In your answer, print every record exactly as it is written.

[Data records for software interfaces]
-- -- --

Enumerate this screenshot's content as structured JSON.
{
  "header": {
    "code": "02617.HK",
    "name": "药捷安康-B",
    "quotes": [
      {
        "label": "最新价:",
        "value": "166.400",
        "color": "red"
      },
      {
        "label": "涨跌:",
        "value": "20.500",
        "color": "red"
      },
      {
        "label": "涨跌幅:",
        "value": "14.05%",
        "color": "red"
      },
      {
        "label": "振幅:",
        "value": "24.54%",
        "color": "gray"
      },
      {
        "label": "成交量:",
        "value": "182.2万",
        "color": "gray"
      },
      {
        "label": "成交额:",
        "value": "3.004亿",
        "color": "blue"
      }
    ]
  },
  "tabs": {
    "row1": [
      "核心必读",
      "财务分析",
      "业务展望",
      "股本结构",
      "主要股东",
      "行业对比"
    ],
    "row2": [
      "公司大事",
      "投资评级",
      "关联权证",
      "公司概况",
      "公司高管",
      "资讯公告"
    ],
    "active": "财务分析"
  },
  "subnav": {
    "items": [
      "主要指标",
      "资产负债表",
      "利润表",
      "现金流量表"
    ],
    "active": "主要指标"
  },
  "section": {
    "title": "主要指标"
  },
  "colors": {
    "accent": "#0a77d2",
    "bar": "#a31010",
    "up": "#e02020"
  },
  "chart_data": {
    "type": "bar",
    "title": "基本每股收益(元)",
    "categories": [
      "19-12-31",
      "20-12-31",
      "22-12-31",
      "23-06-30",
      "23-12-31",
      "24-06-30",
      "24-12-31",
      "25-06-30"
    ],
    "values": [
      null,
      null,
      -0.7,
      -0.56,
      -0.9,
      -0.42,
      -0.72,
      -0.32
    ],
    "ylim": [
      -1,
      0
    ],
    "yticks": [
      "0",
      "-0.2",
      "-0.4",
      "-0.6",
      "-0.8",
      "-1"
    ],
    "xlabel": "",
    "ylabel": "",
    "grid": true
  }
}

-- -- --

### Response to this task
Enumerate this screenshot's content as structured JSON.
{
  "header": {
    "code": "02617.HK",
    "name": "药捷安康-B",
    "quotes": [
      {
        "label": "最新价:",
        "value": "166.400",
        "color": "red"
      },
      {
        "label": "涨跌:",
        "value": "20.500",
        "color": "red"
      },
      {
        "label": "涨跌幅:",
        "value": "14.05%",
        "color": "red"
      },
      {
        "label": "振幅:",
        "value": "24.54%",
        "color": "gray"
      },
      {
        "label": "成交量:",
        "value": "182.2万",
        "color": "gray"
      },
      {
        "label": "成交额:",
        "value": "3.004亿",
        "color": "blue"
      }
    ]
  },
  "tabs": {
    "row1": [
      "核心必读",
      "财务分析",
      "业务展望",
      "股本结构",
      "主要股东",
      "行业对比"
    ],
    "row2": [
      "公司大事",
      "投资评级",
      "关联权证",
      "公司概况",
      "公司高管",
      "资讯公告"
    ],
    "active": "财务分析"
  },
  "subnav": {
    "items": [
      "主要指标",
      "资产负债表",
      "利润表",
      "现金流量表"
    ],
    "active": "主要指标"
  },
  "section": {
    "title": "主要指标"
  },
  "colors": {
    "accent": "#0a77d2",
    "bar": "#a31010",
    "up": "#e02020"
  },
  "chart_data": {
    "type": "bar",
    "title": "基本每股收益(元)",
    "categories": [
      "19-12-31",
      "20-12-31",
      "22-12-31",
      "23-06-30",
      "23-12-31",
      "24-06-30",
      "24-12-31",
      "25-06-30"
    ],
    "values": [
      null,
      null,
      -0.7,
      -0.56,
      -0.9,
      -0.42,
      -0.72,
      -0.32
    ],
    "ylim": [
      -1,
      0
    ],
    "yticks": [
      "0",
      "-0.2",
      "-0.4",
      "-0.6",
      "-0.8",
      "-1"
    ],
    "xlabel": "",
    "ylabel": "",
    "grid": true
  }
}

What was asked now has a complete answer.